MATERIAL FOR THIS TASK START

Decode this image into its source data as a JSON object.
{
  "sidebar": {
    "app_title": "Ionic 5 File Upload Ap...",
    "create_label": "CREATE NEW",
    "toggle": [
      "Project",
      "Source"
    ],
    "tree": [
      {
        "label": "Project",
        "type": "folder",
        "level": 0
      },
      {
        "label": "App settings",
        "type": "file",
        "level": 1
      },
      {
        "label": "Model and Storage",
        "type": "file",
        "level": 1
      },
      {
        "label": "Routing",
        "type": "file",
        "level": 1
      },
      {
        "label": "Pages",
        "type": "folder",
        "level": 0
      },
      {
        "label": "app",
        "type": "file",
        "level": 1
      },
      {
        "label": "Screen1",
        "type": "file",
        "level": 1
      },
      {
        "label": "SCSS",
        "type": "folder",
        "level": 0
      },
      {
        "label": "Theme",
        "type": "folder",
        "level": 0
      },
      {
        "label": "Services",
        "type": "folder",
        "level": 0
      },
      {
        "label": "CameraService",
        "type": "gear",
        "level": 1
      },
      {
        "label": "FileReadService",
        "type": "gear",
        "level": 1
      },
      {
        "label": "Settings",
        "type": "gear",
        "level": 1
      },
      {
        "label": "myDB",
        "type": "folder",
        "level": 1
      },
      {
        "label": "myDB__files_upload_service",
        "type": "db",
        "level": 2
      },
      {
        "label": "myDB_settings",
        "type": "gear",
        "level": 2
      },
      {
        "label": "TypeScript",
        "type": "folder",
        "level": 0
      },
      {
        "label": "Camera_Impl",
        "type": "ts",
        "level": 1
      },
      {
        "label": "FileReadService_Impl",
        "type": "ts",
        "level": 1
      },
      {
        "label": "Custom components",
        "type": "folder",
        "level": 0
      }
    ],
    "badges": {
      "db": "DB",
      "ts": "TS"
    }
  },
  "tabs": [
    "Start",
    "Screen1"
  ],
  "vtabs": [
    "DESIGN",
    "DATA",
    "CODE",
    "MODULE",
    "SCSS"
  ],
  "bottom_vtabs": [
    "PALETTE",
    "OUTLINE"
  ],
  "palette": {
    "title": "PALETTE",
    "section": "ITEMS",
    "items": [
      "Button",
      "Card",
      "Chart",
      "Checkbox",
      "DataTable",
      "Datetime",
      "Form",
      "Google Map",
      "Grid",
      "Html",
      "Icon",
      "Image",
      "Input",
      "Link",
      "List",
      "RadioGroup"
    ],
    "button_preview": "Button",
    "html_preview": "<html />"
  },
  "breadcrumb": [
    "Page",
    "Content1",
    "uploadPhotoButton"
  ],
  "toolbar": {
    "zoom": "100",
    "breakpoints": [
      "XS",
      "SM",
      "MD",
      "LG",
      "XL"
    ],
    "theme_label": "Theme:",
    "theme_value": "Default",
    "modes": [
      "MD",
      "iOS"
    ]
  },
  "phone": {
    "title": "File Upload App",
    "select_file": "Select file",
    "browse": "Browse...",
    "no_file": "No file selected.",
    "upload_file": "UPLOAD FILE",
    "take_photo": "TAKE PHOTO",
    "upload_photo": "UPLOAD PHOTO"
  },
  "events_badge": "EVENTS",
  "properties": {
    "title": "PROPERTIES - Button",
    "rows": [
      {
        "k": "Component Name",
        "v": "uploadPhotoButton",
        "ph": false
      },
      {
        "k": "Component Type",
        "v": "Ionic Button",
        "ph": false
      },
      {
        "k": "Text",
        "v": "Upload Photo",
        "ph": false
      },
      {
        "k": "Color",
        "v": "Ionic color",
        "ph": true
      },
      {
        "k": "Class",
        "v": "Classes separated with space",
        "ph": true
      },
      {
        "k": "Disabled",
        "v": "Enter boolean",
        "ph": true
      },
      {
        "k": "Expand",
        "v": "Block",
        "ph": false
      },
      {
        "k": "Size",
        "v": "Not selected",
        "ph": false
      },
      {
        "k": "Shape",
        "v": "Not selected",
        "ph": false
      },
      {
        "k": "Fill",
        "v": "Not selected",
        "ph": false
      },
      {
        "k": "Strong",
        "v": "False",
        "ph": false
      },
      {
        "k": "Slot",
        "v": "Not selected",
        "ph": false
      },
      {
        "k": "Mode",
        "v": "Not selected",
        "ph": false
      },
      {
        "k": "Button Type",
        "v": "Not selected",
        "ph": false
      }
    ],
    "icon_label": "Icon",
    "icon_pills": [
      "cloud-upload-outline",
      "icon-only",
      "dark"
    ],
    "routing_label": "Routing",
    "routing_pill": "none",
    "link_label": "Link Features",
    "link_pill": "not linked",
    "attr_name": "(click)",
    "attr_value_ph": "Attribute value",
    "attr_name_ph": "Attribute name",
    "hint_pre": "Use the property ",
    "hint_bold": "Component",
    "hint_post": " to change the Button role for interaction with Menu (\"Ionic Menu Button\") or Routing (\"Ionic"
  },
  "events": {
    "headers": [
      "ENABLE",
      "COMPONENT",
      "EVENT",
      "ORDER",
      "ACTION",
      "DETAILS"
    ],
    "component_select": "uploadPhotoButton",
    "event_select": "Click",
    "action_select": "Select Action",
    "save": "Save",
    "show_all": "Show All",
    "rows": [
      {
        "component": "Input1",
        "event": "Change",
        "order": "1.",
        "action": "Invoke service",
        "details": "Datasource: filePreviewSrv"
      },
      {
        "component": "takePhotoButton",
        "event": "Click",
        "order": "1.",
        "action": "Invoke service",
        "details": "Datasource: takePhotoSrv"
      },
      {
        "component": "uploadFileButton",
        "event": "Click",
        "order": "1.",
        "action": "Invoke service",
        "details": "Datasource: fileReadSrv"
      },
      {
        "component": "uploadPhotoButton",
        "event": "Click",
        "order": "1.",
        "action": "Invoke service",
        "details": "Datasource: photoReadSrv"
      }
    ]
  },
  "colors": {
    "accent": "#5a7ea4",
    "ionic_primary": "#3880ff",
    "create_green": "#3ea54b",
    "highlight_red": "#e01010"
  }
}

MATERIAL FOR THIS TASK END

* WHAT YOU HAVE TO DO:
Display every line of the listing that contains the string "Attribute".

* RESPONSE:
    "attr_value_ph": "Attribute value",
    "attr_name_ph": "Attribute name",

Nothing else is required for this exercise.